** Opening Material for this exercise block **
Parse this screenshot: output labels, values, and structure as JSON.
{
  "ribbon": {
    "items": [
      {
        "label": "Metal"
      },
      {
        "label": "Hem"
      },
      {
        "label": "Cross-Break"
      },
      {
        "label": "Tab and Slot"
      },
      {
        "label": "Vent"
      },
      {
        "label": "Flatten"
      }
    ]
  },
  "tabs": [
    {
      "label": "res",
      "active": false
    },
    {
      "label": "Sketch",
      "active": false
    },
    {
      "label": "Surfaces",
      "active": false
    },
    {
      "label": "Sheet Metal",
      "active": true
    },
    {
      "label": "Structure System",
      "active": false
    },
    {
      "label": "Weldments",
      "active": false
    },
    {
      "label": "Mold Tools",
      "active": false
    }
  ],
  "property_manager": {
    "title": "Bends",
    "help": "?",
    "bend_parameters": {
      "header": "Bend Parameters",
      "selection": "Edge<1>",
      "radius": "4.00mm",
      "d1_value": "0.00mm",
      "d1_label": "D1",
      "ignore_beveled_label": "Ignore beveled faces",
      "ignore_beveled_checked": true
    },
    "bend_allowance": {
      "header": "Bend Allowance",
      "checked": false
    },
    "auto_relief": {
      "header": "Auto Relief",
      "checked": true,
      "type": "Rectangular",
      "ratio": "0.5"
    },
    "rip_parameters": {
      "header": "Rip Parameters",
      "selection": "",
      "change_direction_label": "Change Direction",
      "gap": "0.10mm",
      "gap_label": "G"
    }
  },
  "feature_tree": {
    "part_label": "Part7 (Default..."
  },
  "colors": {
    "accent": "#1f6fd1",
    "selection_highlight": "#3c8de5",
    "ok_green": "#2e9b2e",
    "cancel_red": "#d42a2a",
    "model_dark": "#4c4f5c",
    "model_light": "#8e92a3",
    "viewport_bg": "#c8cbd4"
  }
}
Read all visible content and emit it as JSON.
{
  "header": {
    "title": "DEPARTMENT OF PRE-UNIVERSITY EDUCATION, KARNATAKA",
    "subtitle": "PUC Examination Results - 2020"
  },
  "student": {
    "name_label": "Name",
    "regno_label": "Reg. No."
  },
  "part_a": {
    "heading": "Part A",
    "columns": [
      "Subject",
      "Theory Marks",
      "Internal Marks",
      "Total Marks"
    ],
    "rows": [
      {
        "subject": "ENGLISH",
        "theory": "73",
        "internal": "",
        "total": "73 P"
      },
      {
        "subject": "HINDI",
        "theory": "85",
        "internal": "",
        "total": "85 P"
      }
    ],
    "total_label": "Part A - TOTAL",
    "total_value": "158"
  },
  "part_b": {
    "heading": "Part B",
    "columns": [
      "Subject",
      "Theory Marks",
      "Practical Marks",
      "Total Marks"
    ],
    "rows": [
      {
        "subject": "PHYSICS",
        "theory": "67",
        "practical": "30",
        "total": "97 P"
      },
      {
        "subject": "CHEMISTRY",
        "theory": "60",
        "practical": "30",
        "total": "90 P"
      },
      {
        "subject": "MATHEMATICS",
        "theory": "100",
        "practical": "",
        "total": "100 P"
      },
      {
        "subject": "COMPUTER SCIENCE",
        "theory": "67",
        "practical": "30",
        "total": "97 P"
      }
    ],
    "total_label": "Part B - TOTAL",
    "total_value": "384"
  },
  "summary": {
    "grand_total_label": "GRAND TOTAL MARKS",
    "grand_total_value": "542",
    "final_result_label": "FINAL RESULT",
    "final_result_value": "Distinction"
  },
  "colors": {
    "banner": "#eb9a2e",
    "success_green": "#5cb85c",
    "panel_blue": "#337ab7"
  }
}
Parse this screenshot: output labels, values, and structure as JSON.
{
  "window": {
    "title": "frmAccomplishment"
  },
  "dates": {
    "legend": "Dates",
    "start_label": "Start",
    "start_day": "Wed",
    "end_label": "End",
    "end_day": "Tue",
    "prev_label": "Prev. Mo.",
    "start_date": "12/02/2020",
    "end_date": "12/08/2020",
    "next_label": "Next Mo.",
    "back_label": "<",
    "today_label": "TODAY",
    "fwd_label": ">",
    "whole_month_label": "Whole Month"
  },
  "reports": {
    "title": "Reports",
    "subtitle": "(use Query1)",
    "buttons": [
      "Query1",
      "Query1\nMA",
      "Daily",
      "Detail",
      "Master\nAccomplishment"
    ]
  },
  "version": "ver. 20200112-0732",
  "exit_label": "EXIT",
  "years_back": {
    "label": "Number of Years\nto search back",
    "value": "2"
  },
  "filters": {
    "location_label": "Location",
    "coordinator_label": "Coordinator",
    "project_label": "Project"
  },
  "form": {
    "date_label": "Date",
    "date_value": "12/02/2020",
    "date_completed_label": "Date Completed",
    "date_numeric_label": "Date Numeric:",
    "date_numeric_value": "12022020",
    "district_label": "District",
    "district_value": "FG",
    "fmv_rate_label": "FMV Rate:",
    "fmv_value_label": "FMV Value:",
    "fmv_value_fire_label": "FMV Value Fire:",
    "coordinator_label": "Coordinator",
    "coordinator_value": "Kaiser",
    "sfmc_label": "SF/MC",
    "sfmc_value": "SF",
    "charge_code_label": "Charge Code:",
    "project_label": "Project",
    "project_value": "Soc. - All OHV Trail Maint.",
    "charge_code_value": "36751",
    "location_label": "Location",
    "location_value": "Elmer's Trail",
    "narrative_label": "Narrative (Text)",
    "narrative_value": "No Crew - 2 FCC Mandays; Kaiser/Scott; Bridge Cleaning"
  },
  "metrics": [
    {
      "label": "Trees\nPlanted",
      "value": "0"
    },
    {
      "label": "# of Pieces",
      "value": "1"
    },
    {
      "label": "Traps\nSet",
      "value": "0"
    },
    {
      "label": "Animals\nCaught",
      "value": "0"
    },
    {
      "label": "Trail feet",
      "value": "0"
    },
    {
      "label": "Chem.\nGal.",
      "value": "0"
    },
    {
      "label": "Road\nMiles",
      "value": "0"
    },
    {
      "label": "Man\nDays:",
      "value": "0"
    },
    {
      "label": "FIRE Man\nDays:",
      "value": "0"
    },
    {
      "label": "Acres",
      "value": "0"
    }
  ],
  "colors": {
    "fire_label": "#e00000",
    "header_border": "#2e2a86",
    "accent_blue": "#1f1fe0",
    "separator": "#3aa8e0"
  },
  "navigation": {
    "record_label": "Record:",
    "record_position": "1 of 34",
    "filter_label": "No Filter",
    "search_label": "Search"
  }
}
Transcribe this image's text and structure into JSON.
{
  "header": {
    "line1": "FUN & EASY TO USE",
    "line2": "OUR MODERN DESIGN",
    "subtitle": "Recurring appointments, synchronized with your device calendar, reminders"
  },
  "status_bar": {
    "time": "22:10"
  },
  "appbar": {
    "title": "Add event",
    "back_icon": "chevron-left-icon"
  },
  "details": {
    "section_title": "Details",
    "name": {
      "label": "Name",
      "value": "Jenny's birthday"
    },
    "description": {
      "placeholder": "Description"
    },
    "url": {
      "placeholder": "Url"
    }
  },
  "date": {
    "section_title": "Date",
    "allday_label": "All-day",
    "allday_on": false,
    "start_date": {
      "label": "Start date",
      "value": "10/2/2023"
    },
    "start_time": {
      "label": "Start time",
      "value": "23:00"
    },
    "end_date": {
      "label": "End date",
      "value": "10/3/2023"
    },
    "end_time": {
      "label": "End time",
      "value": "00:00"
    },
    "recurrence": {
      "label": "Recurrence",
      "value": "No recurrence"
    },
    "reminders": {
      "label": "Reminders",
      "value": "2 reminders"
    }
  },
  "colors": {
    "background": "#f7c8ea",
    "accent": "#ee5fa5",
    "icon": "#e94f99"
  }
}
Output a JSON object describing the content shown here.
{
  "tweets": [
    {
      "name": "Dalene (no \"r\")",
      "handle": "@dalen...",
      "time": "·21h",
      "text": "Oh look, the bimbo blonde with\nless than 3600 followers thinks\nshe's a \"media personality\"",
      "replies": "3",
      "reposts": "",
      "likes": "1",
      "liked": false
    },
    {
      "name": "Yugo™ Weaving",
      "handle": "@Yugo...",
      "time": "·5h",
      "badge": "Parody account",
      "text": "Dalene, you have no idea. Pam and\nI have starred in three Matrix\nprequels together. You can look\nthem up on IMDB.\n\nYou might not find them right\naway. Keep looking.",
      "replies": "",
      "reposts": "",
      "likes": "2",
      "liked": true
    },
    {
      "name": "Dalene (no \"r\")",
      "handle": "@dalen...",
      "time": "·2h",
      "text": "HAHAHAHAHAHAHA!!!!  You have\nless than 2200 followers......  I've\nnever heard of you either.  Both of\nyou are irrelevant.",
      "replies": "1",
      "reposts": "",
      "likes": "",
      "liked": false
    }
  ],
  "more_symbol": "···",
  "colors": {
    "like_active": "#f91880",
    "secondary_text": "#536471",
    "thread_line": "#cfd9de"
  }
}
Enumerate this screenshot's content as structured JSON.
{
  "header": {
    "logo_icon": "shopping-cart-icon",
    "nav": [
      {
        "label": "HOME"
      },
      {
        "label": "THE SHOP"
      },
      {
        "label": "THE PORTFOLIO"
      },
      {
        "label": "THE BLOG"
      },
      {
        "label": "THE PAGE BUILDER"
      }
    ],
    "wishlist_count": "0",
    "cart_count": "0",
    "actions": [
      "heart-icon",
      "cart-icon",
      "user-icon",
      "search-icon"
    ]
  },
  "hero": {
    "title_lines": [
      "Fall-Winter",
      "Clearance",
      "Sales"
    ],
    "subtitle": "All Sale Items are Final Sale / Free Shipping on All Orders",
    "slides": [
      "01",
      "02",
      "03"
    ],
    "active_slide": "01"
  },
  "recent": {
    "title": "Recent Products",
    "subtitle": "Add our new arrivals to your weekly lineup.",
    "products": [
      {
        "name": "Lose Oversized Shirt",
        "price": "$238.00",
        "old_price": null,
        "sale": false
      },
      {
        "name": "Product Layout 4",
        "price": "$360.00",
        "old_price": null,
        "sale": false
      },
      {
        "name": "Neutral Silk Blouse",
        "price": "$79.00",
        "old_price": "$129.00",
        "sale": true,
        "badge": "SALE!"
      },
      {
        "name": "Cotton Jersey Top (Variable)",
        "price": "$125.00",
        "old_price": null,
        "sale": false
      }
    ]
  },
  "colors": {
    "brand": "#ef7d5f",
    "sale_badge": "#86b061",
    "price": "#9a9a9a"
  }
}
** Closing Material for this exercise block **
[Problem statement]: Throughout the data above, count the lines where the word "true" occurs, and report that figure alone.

[Response for this exercise]: 5